Robert E. Lee was born on a plantation in Westmoreland County, Virginia and grew up in several places around Virginia. He died of pneumonia after suffering a stroke in 1870, at the age of 63.
Lee was clearly a devoted Christian, although his deep devotion came to him later in life. He was an Episcopalian all his life, but he was not confirmed in the church until the age of 46. This spiritual awakening informed the rest of his life, in which it doesn’t appear he spent a day without prayer.
The Confederate General observed the Sabbath throughout the Civil War, was known to join in impromptu prayer sessions with his soldiers before battles, and gave away prayer books to soldiers in need. After the war, in his role as president of Washington and Lee University in Virginia, he felt it was his duty to bring any non-believers among his student body to the word of God.
And even though he was an Episcopalian, he was happy to support anyone who called themselves a Christian. Aside from the contributions he made to his own church, on at least one occasion he gave a generous donation to the Lexington Baptist Church Building Fund. And he urged a Presbyterian minister at his University to convert all the students to the Christian faith.
Above all else, Lee was devoted to the Bible. He called it,
. . . a book in comparison with which all others in my eyes are of minor importance, and which in all my perplexities and distresses has never failed to give me light and strength.

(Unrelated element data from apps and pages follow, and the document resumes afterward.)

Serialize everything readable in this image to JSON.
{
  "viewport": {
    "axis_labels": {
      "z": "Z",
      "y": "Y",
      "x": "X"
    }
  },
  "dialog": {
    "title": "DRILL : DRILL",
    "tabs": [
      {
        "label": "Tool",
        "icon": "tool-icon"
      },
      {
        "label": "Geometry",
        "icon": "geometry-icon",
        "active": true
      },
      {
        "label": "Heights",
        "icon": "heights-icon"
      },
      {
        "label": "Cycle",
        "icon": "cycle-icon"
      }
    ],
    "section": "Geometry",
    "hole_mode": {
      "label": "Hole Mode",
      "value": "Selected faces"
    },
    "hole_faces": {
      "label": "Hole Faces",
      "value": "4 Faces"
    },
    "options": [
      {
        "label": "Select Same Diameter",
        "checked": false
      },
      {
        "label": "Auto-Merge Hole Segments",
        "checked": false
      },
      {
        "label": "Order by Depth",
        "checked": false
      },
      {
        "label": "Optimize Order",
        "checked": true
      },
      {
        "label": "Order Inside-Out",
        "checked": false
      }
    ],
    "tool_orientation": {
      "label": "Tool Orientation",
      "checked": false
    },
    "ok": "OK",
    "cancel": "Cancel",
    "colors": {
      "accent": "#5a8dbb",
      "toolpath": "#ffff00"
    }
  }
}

Despite being the leader of the army which fought to destroy the United States, Lee’s place in American memory is that of a hero. As the Civil War is remembered as the war among the states, Lee is leader of the “Lost Cause.” As slavery is pushed to the background as a cause of the war, Lee’s sympathies with the South’s “peculiar institution” are swept away and anecdotes of his respect for black people are extolled.
It’s difficult to separate the man from the myth. Even by the time of his death, a northern newspaper called him a hero and claimed the general “as one of ourselves.” But regardless of your opinion of Lee’s legacy, it’s clear that his political position at the crossroads of his life, during Southern secession, was a choice, not an inevitability as so many wish to claim.
Lee was pro-slavery, and even fought in court to keep his slaves after his father-in-law’s will freed them. He also supported the Crittenden Compromise, which would have outlawed abolition, saying the law deserved “the support of every patriot.” So he clearly sided with the South on the biggest and most contentious antebellum political issue.
Despite being Southerners, many of Lee’s close family chose to support the Union, including his sister. And many of his beloved Virginians, including 40 percent of that state’s military officers, sided with the North. When Lee announced to his family, including his pro-Union wife, that he had resigned his post with the U.S. Army, he apologized to his family saying,
I suppose you will all think I have done very wrong.
Many choose to remember Lee as an abolitionist who only became the commander of the Confederate army because of a noble sense of loyalty to a cause which he knew was flawed. But history hadn’t been written yet. The political decisions he made at the time were his own personal choices, just like the political choices so many contemporary celebrities we write about on the Hollowverse make today.